The first things to consider are aspect and soil. In most localities in Britain, but not all, the plants succeed best in a north or north-west position - at any rate during the summer months, because they do not like exposure to much sunshine. These aspects are not conducive to early flowering, but this can be got over by transplanting some of the plants in September to a more sunny position - even a border under a south wall. The soil should be of a fairly retentive character, for Violets require moist, cool conditions; and it should be fairly well enriched with thoroughly decayed manure. If the manuring is excessive or the manure too fresh and strong, its effect will be to produce extra vigorous foliage, which is not desirable. The soil should be tilled deeply, whatever system of manuring is adopted.

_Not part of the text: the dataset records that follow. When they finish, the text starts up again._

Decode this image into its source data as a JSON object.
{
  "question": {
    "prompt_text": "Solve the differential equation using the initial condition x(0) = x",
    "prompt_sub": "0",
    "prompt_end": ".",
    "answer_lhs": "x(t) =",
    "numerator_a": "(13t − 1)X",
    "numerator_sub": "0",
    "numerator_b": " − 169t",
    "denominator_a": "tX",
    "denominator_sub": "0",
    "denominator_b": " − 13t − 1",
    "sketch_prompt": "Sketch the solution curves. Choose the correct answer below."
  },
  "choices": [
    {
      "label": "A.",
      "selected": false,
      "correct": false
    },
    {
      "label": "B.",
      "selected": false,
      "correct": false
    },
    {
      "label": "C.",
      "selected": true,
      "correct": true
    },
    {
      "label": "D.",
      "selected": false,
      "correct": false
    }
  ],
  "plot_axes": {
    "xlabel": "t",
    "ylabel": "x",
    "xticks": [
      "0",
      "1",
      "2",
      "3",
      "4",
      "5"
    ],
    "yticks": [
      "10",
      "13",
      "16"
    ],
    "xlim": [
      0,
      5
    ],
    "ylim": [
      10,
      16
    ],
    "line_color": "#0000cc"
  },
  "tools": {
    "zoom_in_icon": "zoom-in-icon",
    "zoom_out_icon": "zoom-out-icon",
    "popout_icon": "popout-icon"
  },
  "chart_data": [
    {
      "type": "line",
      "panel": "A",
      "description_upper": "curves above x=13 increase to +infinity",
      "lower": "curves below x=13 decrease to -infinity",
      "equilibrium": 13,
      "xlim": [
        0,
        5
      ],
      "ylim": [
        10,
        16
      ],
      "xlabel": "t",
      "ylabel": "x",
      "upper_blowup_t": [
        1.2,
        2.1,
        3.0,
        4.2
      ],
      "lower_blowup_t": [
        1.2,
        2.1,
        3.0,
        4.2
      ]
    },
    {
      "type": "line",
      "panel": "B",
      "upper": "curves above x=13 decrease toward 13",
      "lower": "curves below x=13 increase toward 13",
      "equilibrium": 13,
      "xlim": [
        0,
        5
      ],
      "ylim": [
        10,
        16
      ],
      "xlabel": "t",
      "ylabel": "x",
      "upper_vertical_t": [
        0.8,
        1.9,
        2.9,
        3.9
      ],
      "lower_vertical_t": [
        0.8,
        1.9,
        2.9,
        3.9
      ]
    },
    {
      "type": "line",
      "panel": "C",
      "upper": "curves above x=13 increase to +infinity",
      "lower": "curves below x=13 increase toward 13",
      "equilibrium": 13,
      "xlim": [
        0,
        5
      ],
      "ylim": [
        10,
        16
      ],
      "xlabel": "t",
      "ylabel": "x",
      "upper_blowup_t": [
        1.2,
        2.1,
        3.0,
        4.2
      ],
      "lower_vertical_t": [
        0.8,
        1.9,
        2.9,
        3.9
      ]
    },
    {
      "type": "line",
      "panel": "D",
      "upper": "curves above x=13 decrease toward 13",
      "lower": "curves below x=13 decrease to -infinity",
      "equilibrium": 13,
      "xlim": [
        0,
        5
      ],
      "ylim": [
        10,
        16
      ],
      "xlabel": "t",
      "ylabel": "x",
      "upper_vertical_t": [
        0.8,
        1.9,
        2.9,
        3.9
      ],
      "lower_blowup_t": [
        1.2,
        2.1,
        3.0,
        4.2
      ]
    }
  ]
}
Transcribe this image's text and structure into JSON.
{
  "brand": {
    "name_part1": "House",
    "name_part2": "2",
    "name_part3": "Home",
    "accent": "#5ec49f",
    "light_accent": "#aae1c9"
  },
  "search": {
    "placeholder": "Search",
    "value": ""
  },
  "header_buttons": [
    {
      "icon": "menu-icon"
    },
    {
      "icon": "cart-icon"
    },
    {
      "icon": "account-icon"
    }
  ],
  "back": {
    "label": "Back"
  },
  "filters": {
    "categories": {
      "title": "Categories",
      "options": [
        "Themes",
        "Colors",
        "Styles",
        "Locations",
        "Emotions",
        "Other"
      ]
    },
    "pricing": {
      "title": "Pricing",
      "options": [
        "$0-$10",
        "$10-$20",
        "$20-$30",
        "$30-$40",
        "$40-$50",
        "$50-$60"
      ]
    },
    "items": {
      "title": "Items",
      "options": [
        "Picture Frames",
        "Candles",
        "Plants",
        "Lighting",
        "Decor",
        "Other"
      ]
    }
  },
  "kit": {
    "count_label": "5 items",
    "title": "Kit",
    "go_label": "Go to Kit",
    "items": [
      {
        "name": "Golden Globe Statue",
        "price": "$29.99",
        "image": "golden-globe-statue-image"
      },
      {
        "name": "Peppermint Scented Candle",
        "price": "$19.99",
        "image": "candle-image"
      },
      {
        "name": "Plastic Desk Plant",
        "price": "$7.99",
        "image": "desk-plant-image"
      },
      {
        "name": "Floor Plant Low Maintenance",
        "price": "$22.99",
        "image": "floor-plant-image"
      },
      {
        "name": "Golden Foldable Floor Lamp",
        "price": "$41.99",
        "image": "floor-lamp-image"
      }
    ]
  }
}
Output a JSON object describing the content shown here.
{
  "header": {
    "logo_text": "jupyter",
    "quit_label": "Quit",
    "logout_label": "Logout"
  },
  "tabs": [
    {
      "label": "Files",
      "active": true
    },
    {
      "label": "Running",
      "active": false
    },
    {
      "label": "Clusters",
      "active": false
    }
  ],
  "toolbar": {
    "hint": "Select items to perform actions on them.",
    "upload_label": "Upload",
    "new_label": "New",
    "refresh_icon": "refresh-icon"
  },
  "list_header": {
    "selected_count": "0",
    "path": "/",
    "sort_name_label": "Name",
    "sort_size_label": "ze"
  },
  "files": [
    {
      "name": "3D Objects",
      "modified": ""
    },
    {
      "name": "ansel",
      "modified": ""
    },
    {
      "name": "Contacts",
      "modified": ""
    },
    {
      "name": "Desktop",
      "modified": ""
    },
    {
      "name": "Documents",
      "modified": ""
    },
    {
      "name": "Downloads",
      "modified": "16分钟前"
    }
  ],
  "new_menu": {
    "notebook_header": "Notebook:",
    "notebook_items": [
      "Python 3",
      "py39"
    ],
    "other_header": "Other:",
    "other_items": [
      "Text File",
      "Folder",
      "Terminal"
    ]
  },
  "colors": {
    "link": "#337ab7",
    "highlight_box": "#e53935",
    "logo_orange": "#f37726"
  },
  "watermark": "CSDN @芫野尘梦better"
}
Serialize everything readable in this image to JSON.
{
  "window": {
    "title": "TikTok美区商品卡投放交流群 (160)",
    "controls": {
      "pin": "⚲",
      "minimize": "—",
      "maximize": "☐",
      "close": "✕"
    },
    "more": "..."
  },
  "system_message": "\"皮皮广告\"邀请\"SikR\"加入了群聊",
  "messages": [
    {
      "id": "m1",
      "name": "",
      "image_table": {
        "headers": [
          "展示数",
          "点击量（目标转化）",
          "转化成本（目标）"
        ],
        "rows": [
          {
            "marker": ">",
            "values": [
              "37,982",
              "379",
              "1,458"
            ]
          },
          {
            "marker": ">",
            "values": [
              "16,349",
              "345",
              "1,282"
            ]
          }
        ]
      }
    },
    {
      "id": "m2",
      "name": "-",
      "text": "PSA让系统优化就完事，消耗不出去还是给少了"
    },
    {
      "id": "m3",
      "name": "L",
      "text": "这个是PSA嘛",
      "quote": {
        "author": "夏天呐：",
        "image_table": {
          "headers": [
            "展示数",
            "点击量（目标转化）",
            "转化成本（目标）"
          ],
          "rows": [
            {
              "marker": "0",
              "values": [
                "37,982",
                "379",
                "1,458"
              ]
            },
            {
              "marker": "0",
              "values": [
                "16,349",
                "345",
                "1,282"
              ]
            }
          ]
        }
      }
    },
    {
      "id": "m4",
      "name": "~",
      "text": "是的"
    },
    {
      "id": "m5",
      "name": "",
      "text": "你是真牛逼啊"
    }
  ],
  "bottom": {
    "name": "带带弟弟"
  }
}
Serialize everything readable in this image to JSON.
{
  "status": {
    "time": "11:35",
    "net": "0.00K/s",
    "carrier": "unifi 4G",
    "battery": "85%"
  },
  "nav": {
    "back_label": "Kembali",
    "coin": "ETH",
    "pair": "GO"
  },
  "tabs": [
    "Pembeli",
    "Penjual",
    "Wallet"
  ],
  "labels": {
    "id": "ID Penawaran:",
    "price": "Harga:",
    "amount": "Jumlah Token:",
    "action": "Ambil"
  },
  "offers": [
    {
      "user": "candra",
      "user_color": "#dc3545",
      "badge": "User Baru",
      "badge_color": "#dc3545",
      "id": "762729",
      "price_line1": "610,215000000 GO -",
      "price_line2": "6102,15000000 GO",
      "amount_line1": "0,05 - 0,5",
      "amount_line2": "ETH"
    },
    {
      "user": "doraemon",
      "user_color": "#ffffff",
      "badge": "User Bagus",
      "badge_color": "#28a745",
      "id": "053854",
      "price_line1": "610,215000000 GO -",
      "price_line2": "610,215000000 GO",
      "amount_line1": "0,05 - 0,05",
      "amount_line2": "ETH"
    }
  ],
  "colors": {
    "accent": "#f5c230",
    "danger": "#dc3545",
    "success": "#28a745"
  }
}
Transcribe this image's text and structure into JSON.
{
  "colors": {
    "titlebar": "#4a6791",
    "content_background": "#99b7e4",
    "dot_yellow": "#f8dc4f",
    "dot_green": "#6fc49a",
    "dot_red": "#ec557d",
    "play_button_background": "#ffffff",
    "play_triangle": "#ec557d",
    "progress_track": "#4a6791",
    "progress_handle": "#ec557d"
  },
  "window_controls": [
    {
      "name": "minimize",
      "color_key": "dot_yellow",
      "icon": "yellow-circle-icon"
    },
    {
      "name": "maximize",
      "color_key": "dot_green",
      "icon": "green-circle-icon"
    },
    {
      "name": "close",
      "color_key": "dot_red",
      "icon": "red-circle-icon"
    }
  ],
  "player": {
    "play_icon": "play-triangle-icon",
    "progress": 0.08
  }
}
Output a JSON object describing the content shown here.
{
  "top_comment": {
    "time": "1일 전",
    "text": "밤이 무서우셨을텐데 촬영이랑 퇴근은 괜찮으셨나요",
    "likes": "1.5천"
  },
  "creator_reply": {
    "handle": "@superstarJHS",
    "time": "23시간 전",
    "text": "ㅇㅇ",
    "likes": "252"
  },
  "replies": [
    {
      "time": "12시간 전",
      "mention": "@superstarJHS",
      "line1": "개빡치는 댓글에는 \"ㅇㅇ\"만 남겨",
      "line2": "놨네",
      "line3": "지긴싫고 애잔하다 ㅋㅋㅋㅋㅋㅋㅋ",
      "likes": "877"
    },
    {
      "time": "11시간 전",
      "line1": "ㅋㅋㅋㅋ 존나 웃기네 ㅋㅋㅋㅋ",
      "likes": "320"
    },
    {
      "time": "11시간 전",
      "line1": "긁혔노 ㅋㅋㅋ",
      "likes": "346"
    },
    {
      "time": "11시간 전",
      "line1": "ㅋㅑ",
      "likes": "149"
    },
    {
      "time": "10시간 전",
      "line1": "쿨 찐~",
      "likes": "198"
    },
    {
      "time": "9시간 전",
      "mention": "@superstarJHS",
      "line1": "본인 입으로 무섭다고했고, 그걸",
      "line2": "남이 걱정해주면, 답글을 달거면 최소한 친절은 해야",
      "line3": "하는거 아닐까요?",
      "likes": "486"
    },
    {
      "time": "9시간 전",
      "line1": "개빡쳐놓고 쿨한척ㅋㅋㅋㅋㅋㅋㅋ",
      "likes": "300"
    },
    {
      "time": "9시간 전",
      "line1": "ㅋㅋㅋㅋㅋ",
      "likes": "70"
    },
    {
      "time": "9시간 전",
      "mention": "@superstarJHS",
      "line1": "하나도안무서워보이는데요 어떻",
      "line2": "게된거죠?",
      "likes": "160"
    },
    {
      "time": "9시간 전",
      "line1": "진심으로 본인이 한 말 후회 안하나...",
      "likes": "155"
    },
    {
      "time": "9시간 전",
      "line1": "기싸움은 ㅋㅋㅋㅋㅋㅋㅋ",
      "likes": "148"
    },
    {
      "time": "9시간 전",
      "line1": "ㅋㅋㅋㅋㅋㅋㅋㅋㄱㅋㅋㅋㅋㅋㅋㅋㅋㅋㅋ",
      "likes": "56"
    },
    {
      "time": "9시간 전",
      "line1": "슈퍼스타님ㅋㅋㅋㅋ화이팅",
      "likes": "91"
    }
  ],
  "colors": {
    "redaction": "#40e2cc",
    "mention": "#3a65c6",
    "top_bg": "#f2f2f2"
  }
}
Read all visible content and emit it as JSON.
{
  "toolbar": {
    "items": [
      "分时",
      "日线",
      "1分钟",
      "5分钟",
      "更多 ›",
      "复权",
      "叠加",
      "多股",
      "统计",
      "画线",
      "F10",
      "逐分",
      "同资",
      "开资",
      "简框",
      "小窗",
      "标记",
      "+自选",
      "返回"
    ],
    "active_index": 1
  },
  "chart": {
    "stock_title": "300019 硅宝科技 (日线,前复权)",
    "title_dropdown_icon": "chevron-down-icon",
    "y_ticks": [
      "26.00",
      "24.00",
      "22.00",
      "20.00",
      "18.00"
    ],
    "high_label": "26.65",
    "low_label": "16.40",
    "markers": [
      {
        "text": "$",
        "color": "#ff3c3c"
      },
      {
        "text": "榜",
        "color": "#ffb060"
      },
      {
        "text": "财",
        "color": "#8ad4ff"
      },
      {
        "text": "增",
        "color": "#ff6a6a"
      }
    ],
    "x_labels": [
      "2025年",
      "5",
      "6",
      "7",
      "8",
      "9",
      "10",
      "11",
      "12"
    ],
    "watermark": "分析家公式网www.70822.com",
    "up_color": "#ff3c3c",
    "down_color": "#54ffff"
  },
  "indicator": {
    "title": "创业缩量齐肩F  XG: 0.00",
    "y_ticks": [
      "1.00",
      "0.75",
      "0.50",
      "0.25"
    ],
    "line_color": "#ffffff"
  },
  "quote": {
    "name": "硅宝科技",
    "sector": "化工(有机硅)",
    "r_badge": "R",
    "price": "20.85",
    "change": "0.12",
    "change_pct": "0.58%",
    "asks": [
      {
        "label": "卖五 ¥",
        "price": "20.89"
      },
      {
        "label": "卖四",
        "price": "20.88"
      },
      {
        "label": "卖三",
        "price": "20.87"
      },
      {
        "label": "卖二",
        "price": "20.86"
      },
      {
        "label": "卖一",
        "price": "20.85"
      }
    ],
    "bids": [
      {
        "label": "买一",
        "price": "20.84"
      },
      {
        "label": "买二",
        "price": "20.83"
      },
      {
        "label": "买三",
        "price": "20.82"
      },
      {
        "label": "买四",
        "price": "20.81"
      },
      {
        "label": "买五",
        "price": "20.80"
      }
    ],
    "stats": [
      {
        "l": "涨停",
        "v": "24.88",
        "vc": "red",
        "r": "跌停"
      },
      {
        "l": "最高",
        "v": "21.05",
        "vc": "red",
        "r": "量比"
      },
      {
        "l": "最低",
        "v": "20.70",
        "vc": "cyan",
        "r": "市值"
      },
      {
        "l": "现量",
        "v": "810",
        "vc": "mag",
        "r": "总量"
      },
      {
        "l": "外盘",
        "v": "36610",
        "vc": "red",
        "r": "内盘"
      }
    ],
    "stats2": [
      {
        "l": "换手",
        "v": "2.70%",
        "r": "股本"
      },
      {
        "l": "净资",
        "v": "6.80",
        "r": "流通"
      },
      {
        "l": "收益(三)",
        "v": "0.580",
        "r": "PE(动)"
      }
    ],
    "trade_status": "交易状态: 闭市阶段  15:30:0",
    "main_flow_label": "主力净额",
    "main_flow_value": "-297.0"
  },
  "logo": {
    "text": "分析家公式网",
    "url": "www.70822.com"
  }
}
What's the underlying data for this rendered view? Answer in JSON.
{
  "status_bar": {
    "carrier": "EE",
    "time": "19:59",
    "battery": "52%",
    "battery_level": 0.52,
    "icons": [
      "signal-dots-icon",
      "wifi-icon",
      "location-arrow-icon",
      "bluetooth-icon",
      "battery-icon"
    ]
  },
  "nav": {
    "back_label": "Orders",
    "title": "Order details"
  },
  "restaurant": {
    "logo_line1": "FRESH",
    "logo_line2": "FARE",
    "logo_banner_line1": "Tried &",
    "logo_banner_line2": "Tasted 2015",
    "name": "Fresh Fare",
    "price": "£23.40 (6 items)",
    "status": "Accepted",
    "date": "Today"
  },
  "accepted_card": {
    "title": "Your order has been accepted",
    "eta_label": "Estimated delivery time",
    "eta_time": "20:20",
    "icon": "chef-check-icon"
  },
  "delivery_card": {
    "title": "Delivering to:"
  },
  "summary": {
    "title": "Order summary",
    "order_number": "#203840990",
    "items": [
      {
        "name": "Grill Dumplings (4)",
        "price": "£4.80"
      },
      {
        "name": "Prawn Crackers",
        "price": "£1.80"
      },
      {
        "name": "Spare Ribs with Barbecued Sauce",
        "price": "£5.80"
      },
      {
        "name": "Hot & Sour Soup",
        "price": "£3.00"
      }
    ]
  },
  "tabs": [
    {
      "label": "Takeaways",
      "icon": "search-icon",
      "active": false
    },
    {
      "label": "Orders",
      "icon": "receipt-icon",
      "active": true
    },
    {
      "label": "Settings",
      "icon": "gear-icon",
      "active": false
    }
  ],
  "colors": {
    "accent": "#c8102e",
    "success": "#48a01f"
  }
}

Propagation is effected by offsets (or runners), cuttings, or by division of the crowns; division being more generally practised. This is done directly after the plants have flowered, by taking them up and sorting out the young but well-rooted crowns, rejecting the old, woody stems which are unfit for planting. The younger crowns are planted at distances of about 12 inches apart each way. If the soil has been treated as described above, a little leaf-mould or similar light material may be mixed with the surface soil before planting the Violets. When the plants have become well established and are capable of being lifted with a good ball of soil attached to the roots, they can be transplanted into any position where they are to flower, or, if desirable, left to bloom where they are. The summer cultivation consists in pinching out all runners, stirring the surface soil repeatedly with the Dutch hoe, and affording water during dry weather, the object being to encourage the development of strong, perfectly matured crowns by autumn. Spraying with clear water late in the afternoon of fine days is beneficial. Some growers prefer to set their plants rather wider apart than the distance already stated, and peg down three runners around each plant. Excellent results are obtained from either system, and as regards the latter method, it may be applied to Strawberries with equally good results. A word of caution is here necessary. Although the three runners may be permitted, this should be the maximum number, for it is just as impossible to get the best results from Violets as from Strawberries if the runners are allowed to grow as they please.